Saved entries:
+ + + + + + +
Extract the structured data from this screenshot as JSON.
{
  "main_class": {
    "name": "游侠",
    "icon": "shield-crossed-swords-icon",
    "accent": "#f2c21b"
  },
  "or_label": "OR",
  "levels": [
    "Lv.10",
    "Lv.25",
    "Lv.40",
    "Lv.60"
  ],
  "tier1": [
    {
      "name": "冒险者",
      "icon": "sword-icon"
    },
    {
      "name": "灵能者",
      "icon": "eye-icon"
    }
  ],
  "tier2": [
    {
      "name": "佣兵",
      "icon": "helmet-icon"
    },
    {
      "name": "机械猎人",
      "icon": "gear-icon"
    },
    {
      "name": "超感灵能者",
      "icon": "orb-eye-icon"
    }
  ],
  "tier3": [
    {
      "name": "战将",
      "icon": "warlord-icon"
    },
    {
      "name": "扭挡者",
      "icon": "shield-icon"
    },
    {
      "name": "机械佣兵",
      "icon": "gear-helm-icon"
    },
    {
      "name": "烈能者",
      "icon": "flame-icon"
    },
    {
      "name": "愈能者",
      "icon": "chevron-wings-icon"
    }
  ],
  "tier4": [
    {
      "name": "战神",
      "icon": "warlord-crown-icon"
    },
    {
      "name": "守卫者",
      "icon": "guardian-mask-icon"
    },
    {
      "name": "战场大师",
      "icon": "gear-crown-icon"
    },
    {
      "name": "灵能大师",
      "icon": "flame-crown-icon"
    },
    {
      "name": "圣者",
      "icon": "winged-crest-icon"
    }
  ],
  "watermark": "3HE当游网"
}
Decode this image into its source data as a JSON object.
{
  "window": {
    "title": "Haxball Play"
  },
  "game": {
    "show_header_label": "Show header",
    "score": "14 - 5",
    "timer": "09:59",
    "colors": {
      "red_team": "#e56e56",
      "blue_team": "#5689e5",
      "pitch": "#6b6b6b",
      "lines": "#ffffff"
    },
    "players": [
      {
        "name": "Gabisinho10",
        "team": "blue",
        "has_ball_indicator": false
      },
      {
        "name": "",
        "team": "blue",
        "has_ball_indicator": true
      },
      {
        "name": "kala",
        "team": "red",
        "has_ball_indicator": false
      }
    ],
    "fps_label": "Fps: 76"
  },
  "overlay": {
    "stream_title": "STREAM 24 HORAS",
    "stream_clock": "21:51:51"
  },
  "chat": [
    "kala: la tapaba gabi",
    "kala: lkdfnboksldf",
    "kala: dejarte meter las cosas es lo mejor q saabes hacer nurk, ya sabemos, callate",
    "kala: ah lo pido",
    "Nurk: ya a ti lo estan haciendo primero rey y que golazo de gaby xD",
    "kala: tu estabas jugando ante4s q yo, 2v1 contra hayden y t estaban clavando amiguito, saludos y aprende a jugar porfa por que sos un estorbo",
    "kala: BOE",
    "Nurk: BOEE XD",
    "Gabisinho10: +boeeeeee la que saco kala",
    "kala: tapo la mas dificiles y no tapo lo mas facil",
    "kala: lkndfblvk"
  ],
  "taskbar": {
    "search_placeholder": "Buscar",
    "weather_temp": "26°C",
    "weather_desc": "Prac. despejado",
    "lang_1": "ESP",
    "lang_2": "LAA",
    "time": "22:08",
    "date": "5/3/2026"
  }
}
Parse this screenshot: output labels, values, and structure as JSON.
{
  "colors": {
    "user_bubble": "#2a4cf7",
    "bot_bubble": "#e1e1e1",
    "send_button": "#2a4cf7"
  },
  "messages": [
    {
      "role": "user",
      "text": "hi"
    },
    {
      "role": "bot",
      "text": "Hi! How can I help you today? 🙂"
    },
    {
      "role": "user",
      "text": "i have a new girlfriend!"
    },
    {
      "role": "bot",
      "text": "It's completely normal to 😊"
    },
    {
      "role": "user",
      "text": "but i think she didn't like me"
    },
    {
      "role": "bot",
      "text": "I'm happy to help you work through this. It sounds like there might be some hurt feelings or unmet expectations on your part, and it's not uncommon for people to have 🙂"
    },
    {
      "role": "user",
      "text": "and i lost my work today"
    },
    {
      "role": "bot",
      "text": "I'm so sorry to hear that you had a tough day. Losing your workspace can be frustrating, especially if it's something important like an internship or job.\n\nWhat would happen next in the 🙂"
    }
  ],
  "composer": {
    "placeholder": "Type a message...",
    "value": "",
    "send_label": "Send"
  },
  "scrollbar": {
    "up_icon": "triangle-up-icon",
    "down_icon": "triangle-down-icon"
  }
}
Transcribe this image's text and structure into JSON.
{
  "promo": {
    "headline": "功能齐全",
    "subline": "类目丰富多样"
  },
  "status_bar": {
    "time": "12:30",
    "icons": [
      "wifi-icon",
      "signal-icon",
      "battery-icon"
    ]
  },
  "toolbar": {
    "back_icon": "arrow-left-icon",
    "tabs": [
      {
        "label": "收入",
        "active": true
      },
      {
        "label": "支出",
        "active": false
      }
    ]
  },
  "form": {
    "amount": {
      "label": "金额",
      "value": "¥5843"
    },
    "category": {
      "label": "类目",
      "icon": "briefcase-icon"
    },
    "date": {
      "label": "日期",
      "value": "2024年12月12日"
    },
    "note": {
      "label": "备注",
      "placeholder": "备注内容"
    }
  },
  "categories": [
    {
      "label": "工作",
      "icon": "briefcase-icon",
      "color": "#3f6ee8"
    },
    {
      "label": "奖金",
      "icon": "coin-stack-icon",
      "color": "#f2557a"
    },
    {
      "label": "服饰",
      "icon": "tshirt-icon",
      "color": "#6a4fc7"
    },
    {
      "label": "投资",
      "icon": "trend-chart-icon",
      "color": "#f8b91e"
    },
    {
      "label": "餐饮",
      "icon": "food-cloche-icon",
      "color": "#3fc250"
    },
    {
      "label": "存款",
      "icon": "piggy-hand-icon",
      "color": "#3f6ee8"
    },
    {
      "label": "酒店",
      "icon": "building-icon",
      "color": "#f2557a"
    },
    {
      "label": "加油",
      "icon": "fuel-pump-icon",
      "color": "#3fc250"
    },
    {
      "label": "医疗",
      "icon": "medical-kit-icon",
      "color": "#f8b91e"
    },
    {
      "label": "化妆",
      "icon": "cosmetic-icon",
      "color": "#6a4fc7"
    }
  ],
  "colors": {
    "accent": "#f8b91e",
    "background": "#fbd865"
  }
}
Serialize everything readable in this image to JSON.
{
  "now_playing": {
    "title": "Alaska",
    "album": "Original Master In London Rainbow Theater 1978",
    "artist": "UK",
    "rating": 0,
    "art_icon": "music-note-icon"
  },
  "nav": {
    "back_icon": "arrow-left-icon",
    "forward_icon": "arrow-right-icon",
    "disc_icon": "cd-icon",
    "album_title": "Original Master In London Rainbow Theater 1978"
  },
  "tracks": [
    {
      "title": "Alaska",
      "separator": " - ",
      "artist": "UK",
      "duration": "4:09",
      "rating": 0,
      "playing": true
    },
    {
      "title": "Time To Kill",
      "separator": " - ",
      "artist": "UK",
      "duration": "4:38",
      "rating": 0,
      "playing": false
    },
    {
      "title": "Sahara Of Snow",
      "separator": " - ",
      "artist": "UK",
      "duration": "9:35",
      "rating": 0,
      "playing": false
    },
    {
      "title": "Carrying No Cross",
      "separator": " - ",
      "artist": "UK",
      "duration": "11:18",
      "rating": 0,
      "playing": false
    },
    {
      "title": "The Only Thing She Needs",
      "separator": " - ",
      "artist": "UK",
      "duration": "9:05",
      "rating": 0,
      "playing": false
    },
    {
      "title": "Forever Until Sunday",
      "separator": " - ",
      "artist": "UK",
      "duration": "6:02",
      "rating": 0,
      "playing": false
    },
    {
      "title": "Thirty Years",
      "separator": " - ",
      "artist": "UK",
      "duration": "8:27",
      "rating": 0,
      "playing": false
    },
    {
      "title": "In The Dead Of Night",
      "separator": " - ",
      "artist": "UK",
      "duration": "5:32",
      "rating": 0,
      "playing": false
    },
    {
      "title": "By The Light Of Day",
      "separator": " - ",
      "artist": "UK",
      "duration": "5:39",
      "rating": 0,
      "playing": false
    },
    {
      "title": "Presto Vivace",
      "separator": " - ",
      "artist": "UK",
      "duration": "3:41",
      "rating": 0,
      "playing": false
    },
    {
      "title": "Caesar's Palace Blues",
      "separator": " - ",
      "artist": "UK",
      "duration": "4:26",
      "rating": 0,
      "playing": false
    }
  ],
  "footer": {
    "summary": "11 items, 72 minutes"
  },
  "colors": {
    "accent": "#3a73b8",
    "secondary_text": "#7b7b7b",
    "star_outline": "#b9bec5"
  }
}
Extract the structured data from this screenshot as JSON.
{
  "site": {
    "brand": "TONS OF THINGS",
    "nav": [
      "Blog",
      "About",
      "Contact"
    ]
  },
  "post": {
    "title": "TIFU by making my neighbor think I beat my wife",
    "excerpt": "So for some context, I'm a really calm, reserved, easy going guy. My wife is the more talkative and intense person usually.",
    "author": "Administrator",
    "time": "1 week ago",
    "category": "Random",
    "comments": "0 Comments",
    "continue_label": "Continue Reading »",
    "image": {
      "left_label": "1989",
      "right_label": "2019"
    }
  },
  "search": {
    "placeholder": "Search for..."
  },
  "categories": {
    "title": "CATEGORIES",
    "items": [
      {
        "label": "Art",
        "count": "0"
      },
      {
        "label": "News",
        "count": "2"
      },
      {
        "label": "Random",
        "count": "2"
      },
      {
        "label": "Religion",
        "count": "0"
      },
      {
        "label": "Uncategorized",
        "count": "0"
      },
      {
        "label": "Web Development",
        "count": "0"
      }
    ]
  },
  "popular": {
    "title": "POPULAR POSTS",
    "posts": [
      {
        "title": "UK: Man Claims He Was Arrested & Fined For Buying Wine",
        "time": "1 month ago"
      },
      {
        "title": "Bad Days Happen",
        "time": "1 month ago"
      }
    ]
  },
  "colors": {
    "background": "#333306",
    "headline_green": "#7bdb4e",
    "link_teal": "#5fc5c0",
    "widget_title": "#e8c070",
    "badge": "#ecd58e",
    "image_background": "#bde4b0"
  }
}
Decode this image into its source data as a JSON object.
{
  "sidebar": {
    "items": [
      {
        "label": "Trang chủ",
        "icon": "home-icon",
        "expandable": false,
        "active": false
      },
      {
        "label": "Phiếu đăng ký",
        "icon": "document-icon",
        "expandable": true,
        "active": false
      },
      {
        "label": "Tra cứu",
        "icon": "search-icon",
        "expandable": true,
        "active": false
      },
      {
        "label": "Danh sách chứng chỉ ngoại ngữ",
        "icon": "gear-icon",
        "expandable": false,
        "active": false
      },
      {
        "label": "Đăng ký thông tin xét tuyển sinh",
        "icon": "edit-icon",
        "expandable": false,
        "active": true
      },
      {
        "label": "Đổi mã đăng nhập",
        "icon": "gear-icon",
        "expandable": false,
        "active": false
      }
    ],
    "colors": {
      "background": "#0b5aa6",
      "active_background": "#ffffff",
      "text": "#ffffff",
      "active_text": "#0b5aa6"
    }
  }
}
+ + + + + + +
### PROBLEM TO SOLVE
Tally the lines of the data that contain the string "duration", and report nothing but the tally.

### ANSWER BELOW
11